The Hokies rank seventh in the country in scoring defense, having given up just 15.5 points per game this year. They also rank ninth in rushing defense and 12th in total defense. Virginia Tech did have four of its defensive players named to the all-ACC second team.

Coach Frank Beamer expressed dismay over the fact that neither of Virginia Tech’s record-setting wide receivers, seniors Jarrett Boykin and Danny Coale, were even honorable mentions for this year’s teams. They’re No. 1 and 2, respectively, in the school’s receiving record books and Boykin is just two catches away from breaking Ernest Wilford’s single season reception record of 55.

“You always worry about the guys that don’t make it, though,” Beamer said. “I think we’ve got some pretty good wide receivers.”

How all this relates to Saturday’s ACC championship game against Clemson remains to be seen, although the Hokies are 7.5-point favorites even after losing to the Tigers already this year. So far, Virginia Tech is 1-0 playing the disrespect card and it doesn’t appear the Hokies will take a different approach now that they feel slighted once again.

“The decisions of the voters will cost every team left on our schedule and every single team next season,” safety Antone Exum tweeted after practice Monday.

Beamer also revealed on his weekly radio show Monday night that the team has been given some additional bulletin board material that specifically relates to the Tigers. After Clemson beat Virginia Tech on Oct. 1, the Tigers created a tombstone to commemorate the win – a tradition after every victory. The below video is of Clemson Coach Dabo Swinney as well as Rashard Hall, Jonathon Meeks and DeAndre Hopkins showing off the Hokies “grave.”

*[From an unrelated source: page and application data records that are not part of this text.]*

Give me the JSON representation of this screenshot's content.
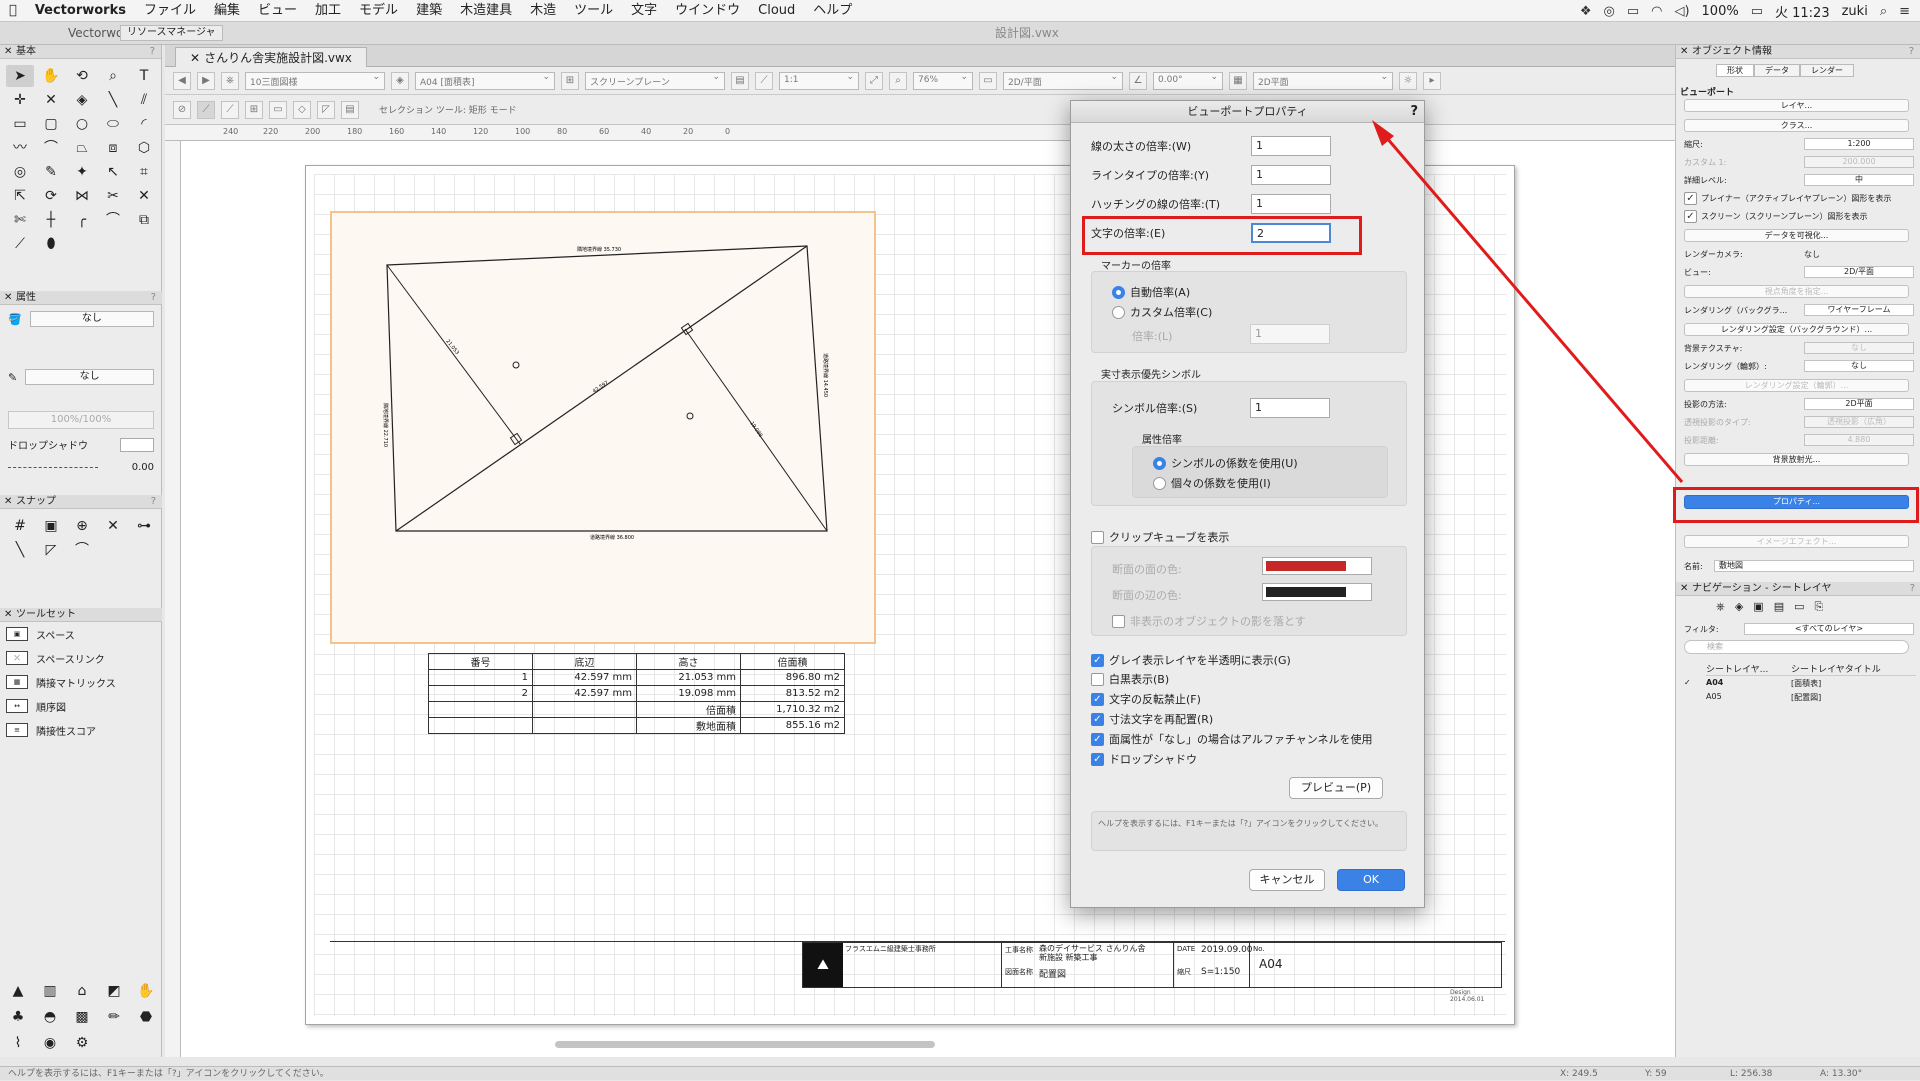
{
  "menubar": {
    "app": "Vectorworks",
    "items": [
      "ファイル",
      "編集",
      "ビュー",
      "加工",
      "モデル",
      "建築",
      "木造建具",
      "木造",
      "ツール",
      "文字",
      "ウインドウ",
      "Cloud",
      "ヘルプ"
    ],
    "battery": "100%",
    "date": "火 11:23",
    "user": "zuki"
  },
  "background_window_title": "Vectorworks",
  "background_doc_title": "設計図.vwx",
  "resource_manager": "リソースマネージャ",
  "doc_tab": "さんりん舎実施設計図.vwx",
  "toolbar": {
    "class": "10三面図様",
    "layer": "A04 [面積表]",
    "plane": "スクリーンプレーン",
    "scale": "1:1",
    "zoom": "76%",
    "view": "2D/平面",
    "angle": "0.00°",
    "render": "2D平面"
  },
  "mode_label": "セレクション ツール: 矩形 モード",
  "left": {
    "basic": "基本",
    "attributes": "属性",
    "fill": "なし",
    "pen": "なし",
    "opacity": "100%/100%",
    "dropshadow": "ドロップシャドウ",
    "lineweight": "0.00",
    "snap": "スナップ",
    "toolset": "ツールセット",
    "toolset_items": [
      "スペース",
      "スペースリンク",
      "隣接マトリックス",
      "順序図",
      "隣接性スコア"
    ]
  },
  "drawing": {
    "top_edge": "隣地境界線 35.730",
    "bottom_edge": "道路境界線 36.800",
    "left_edge": "隣地境界線 22.710",
    "right_edge": "道路境界線 14.450",
    "diag": "42.597",
    "h1": "21.053",
    "h2": "19.098"
  },
  "area_table": {
    "header": [
      "番号",
      "底辺",
      "高さ",
      "倍面積"
    ],
    "rows": [
      [
        "1",
        "42.597 mm",
        "21.053 mm",
        "896.80 m2"
      ],
      [
        "2",
        "42.597 mm",
        "19.098 mm",
        "813.52 m2"
      ],
      [
        "",
        "",
        "倍面積",
        "1,710.32 m2"
      ],
      [
        "",
        "",
        "敷地面積",
        "855.16 m2"
      ]
    ]
  },
  "titleblock": {
    "office": "フラスエムニ級建築士事務所",
    "project_label": "工事名称",
    "project": "森のデイサービス さんりん舎",
    "project2": "新施設 新築工事",
    "drawing_label": "図面名称",
    "drawing": "配置図",
    "date_label": "DATE",
    "date": "2019.09.00",
    "scale_label": "縮尺",
    "scale": "S=1:150",
    "no_label": "No.",
    "no": "A04",
    "design": "Design 2014.06.01"
  },
  "dialog": {
    "title": "ビューポートプロパティ",
    "help": "?",
    "line_weight_label": "線の太さの倍率:(W)",
    "line_weight": "1",
    "line_type_label": "ラインタイプの倍率:(Y)",
    "line_type": "1",
    "hatch_label": "ハッチングの線の倍率:(T)",
    "hatch": "1",
    "text_label": "文字の倍率:(E)",
    "text": "2",
    "marker_label": "マーカーの倍率",
    "marker_auto": "自動倍率(A)",
    "marker_custom": "カスタム倍率(C)",
    "marker_scale_label": "倍率:(L)",
    "marker_scale": "1",
    "symbol_section": "実寸表示優先シンボル",
    "symbol_label": "シンボル倍率:(S)",
    "symbol": "1",
    "attr_section": "属性倍率",
    "attr_symbol": "シンボルの係数を使用(U)",
    "attr_each": "個々の係数を使用(I)",
    "clipcube": "クリップキューブを表示",
    "section_fill": "断面の面の色:",
    "section_edge": "断面の辺の色:",
    "hidden_shadow": "非表示のオブジェクトの影を落とす",
    "gray_layers": "グレイ表示レイヤを半透明に表示(G)",
    "bw": "白黒表示(B)",
    "no_flip": "文字の反転禁止(F)",
    "dim_relocate": "寸法文字を再配置(R)",
    "alpha": "面属性が「なし」の場合はアルファチャンネルを使用",
    "shadow": "ドロップシャドウ",
    "preview": "プレビュー(P)",
    "help_text": "ヘルプを表示するには、F1キーまたは「?」アイコンをクリックしてください。",
    "cancel": "キャンセル",
    "ok": "OK",
    "fill_color": "#c62828",
    "edge_color": "#222222"
  },
  "obj_info": {
    "title": "オブジェクト情報",
    "tabs": [
      "形状",
      "データ",
      "レンダー"
    ],
    "section": "ビューポート",
    "layer_btn": "レイヤ...",
    "class_btn": "クラス...",
    "scale_label": "縮尺:",
    "scale": "1:200",
    "custom_label": "カスタム 1:",
    "custom": "200.000",
    "detail_label": "詳細レベル:",
    "detail": "中",
    "planar": "プレイナー（アクティブレイヤプレーン）図形を表示",
    "screen": "スクリーン（スクリーンプレーン）図形を表示",
    "visualize": "データを可視化...",
    "camera_label": "レンダーカメラ:",
    "camera": "なし",
    "view_label": "ビュー:",
    "view": "2D/平面",
    "align": "視点角度を指定...",
    "bg_render_label": "レンダリング（バックグラ...",
    "bg_render": "ワイヤーフレーム",
    "bg_settings": "レンダリング設定（バックグラウンド）...",
    "bg_tex_label": "背景テクスチャ:",
    "bg_tex": "なし",
    "line_render_label": "レンダリング（輪郭）:",
    "line_render": "なし",
    "line_settings": "レンダリング設定（輪郭）...",
    "proj_label": "投影の方法:",
    "proj": "2D平面",
    "persp_label": "透視投影のタイプ:",
    "persp": "透視投影（広角）",
    "dist_label": "投影距離:",
    "dist": "4.880",
    "bg_reflect": "背景放射光...",
    "properties": "プロパティ...",
    "image_effect": "イメージエフェクト...",
    "name_label": "名前:",
    "name": "敷地図"
  },
  "nav": {
    "title": "ナビゲーション - シートレイヤ",
    "filter_label": "フィルタ:",
    "filter": "<すべてのレイヤ>",
    "search": "検索",
    "col1": "シートレイヤ...",
    "col2": "シートレイヤタイトル",
    "rows": [
      {
        "id": "A04",
        "title": "[面積表]",
        "checked": "✓"
      },
      {
        "id": "A05",
        "title": "[配置図]",
        "checked": ""
      }
    ]
  },
  "status": {
    "help": "ヘルプを表示するには、F1キーまたは「?」アイコンをクリックしてください。",
    "x": "X: 249.5",
    "y": "Y: 59",
    "l": "L: 256.38",
    "a": "A: 13.30°"
  }
}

By Mark Giannotto  |  09:44 AM ET, 11/29/2011

 
Read what others are saying
     

    © 2011 The Washington Post Company